Nevertheless, much remains to be achieved in order to allow biomass fractions to be efficiently transformed into a wide range of polymers.

 
 
 

What will be achieved by BIOCORE?

BIOCORE will develop and adapt thermochemical and chemical catalysis for the production of key chemicals, which will serve as building blocks for the preparation of polyers, including polyurethanes, polyesters and thermoset resins.

 
  • Heterogenous catalysts will be developed for the direct conversion of cellulose into polyols and glycols.

 

  •  A variety of functionalized lignin-derivatives will be prepared by chemical methods.

 

  • An efficient synthetic route for the preparation of difurfuryl diisocyanates from C5 sugars will be established. Coupled to the use of other bio-based components derived from lignin, these crosslinking agents will allow the preparation of formol-free, 100% biobased polyurethane.

 

  •   A range of new formulations for wood panel resins, novel polymers and hydrogels, formed from organic acids, will be developed.

 

  •  Rigid and flexible polyurethane foams and resins will be synthesized using a wide variety of the bio-based building blocks that will be produced within the BIOCORE concept. The foams and resins will be especially suitable for packaging or flooring applications,

 The clever combination of chemistry and biotechnology will allow the development of cellulose to PVC value chain.

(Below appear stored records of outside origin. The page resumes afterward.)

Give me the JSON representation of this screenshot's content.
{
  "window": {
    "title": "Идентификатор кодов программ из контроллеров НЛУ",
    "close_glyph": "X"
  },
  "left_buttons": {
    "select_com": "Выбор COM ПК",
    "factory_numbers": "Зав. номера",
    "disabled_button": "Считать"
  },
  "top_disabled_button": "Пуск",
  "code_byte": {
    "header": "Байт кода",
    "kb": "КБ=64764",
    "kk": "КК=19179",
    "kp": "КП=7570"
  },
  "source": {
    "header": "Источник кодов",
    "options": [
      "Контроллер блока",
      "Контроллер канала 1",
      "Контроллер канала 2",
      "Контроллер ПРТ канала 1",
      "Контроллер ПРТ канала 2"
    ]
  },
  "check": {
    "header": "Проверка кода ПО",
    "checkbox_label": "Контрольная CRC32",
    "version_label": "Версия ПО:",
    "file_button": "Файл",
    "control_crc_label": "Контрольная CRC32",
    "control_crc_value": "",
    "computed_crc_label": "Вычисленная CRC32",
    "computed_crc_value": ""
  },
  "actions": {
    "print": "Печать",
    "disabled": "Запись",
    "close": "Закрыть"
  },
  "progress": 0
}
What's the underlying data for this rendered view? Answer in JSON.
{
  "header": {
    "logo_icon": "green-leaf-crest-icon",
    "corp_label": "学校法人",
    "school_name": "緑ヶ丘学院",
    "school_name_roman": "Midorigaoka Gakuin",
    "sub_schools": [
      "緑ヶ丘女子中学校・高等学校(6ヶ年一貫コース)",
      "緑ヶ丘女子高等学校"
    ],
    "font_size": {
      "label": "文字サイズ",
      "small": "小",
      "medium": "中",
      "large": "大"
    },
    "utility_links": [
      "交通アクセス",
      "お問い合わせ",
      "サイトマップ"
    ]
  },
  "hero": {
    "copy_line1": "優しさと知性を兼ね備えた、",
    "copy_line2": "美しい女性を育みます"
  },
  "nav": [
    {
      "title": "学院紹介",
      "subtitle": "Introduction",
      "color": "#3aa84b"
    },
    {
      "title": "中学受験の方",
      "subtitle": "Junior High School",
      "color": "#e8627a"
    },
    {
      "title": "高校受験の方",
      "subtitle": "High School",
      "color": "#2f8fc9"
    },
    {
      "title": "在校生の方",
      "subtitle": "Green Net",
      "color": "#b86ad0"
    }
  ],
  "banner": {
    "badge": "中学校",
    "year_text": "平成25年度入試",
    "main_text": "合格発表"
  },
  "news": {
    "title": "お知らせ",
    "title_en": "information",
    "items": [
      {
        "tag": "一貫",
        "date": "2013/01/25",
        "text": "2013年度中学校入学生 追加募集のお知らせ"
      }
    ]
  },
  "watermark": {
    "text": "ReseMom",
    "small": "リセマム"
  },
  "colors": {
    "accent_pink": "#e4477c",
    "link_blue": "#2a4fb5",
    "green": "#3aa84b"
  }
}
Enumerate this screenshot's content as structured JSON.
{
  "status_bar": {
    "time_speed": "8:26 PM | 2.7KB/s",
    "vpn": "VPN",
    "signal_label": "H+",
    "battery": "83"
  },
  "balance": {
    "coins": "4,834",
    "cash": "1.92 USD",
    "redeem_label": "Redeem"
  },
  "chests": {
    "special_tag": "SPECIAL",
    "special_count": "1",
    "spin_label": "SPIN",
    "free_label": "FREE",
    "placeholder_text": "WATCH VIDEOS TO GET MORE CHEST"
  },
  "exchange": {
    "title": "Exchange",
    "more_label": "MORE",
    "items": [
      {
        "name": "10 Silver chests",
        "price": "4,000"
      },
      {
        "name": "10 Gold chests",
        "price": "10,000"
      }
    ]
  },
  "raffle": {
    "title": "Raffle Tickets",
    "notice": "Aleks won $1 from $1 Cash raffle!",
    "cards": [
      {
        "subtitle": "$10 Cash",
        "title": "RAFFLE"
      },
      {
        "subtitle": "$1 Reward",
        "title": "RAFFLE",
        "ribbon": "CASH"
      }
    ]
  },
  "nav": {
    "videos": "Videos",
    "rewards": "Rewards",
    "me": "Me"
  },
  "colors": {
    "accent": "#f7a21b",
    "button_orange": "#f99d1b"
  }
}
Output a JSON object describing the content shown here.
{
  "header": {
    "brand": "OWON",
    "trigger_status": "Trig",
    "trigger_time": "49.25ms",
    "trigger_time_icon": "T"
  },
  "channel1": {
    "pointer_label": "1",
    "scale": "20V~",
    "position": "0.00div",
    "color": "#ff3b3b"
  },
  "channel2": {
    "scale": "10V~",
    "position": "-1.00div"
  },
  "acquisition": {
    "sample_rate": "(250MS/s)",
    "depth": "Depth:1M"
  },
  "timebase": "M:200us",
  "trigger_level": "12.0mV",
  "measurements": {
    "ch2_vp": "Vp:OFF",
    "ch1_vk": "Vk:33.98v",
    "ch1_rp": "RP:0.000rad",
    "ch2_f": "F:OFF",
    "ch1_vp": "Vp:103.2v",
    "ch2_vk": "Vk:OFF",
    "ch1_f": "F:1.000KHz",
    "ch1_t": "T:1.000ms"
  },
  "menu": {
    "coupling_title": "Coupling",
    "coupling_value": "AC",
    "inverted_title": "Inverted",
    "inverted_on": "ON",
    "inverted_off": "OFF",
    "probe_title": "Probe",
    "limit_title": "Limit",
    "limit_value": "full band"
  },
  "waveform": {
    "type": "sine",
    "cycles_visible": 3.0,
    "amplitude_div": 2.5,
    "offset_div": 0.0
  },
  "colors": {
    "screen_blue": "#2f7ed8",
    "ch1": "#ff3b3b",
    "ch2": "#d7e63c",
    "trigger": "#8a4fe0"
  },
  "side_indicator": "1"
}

This value chain will provide alternative products such as bio-ethanol and bio-polyethylene.